subtly As soon as our home course closes for the season, my friends and I pack up our clubs, say goodbye to our wives and children, and head south for a while, to a place where golf can be played on real grass even in the middle of the winter. Which is to say, we go to the Bronx.
Many people don’t realize that there is a golf course inside the New York City limits, but there are more than a dozen, and almost all of them are public courses that are open year-round. Our favorites are probably Pelham Bay and Split Rock, in the Bronx, and Dyker Beach, in Brooklyn, but there are others and, because there’s no such thing as a bad golf course, we sometimes play them, too. (You can read more about winter golf in New York here and here.)
The drive south takes us down I-684 and the Hutchinson River Parkway and past still more golf courses, most of which don’t stay open all winter.

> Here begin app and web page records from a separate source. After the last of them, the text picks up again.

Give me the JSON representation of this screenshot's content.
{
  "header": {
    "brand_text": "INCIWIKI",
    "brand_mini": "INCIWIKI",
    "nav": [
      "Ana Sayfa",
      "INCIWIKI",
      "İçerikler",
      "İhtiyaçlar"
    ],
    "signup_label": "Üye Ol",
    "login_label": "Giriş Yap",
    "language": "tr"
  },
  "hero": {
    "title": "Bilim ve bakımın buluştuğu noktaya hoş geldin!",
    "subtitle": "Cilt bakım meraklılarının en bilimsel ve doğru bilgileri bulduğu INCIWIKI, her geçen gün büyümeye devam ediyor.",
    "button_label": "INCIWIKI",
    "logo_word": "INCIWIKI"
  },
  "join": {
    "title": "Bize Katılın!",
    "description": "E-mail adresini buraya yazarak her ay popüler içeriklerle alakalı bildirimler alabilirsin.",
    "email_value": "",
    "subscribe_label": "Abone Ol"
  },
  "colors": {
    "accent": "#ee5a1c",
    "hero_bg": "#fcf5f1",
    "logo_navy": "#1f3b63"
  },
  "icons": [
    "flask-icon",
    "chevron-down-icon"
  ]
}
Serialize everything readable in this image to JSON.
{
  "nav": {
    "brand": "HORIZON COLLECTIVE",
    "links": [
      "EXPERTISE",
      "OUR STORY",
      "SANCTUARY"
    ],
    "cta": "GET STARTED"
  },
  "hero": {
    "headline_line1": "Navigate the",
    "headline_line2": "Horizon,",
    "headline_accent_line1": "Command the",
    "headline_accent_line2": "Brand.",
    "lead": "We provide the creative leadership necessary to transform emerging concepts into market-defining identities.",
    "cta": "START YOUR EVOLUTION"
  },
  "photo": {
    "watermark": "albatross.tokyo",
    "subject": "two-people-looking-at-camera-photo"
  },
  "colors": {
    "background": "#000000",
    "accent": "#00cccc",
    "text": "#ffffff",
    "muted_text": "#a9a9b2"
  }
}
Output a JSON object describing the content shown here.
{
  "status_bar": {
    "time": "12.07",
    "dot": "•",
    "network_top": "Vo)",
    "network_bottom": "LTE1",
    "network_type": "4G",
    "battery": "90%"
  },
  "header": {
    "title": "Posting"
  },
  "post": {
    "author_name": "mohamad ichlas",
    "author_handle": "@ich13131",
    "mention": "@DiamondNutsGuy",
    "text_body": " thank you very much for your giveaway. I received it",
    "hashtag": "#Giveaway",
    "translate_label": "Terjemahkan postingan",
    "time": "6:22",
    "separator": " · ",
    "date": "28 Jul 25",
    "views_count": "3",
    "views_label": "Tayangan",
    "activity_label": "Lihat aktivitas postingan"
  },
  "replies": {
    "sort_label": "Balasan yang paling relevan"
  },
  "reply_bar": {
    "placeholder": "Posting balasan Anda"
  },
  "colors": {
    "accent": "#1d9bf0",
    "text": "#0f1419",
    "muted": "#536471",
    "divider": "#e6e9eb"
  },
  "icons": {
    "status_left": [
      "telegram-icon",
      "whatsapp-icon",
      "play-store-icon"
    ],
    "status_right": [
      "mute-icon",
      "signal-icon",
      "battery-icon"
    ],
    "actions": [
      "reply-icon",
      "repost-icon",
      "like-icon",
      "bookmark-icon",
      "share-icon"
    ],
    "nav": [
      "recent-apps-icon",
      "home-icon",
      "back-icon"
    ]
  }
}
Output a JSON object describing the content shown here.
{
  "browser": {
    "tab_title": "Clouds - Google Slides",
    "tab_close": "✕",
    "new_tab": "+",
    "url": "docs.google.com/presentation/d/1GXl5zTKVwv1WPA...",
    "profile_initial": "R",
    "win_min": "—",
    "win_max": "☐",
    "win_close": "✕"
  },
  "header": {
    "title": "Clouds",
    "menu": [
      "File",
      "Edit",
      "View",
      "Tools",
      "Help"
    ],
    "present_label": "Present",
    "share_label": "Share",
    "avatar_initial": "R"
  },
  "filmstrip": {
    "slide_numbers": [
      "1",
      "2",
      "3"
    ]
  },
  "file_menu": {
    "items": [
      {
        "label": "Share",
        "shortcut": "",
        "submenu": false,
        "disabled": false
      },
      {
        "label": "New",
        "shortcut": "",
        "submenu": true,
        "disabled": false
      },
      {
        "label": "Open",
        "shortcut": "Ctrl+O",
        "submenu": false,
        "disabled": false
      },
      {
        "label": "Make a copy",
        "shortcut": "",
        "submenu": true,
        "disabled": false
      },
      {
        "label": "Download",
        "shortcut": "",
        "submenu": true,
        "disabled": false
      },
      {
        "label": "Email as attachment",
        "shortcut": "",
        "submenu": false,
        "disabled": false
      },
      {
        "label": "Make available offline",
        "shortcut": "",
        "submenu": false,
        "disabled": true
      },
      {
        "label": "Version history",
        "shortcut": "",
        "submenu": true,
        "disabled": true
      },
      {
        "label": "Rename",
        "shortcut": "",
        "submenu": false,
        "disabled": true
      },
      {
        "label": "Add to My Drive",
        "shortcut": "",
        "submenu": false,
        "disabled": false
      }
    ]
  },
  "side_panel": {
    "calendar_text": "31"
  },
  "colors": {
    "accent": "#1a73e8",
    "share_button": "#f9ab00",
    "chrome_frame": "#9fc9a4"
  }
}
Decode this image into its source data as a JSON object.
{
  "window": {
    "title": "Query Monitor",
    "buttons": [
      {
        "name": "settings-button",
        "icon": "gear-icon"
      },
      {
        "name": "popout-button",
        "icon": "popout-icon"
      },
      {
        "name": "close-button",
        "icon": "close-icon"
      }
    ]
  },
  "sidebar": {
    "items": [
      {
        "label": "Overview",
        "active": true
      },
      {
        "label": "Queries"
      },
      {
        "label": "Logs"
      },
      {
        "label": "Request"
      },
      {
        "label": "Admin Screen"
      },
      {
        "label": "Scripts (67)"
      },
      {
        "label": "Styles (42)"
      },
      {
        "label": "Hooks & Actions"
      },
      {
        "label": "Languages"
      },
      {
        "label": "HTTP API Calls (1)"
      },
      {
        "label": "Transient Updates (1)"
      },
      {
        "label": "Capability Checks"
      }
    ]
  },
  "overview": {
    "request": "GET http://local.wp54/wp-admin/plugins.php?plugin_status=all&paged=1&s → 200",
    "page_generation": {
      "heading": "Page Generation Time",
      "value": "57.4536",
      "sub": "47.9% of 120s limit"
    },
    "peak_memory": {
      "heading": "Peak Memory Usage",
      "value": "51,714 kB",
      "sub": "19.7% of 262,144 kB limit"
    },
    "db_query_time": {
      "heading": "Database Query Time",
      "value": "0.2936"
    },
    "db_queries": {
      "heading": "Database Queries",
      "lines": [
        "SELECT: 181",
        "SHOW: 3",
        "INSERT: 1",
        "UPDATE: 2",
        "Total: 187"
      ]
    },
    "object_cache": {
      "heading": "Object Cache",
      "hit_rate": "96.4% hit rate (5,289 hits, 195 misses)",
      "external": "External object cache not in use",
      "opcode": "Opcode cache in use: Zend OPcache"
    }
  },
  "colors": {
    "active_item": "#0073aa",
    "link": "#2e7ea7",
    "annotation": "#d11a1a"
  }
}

One of those is Saxon Woods, which is one of six public courses owned by Westchester County, New York. Saxon Woods is so close to Winged Foot and Quaker Ridge that some people figure A. W. Tillinghast must have designed at least part of it, too. The evidence for that isn’t strong, to say the least, but as we drive by I look at it longingly (which is how I look at all golf courses).
Not long ago, I received an email from Tom Watson, a Saxon Woods regular, who wanted me to know about a game he had invented. Here he is:
“I simply keep my best score for each hole for the entire season, and add them up for a season’s best net total. So it allows a 19-handicapper to post a ‘score’ that’s closer to the pros than to guys who put their shoes on in the parking lot. And it gives you some real rooting interest as the season wanes. I was sitting on 68 last week when I stepped up to one of the only two holes I haven’t parred all year. A good drive, a yanked three-wood, a big flop shot over a bunker, and an easy three-footer later, I was writing down par and dropping my Season’s Best to 67. It’s a number I’m not usually acquainted with—and it made the round. I didn’t quite go all Ian Poulter on the green, but there was a discreet fist pump involved. It’s the only golf game I know of where your score always goes down over time!”
Tom’s invention is actually a re-invention. A cumulative score like the one he compiled is called a ringer score, and there are lots of clubs and leagues and groups that run season-long ringer competitions. (One of them is Wethersfield Country Club, in Connecticut, where Rick and I played in a state senior four-ball tournament this year.) Ringer scores are also fun to use as a side bet on golf trips, over multiple courses. Ray, Tony, and I did that during ten rounds on three courses at Bandon Dunes, not quite six years ago. I’m pretty sure I won, although I don’t recall collecting any money.